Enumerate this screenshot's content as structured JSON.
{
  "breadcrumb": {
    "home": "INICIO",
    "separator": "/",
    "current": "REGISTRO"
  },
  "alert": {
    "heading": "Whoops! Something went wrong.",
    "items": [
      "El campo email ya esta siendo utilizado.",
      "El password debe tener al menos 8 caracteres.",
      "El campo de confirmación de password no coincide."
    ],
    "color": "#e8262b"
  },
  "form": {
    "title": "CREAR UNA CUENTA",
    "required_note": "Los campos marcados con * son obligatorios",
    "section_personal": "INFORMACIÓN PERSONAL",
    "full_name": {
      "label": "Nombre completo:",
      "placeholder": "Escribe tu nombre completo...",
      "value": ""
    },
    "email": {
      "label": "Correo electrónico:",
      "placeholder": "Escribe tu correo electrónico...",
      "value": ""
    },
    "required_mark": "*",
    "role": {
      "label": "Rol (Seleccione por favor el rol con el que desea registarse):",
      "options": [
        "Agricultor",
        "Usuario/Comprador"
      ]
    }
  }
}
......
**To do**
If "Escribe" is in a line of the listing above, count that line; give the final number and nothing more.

**Written solution**
2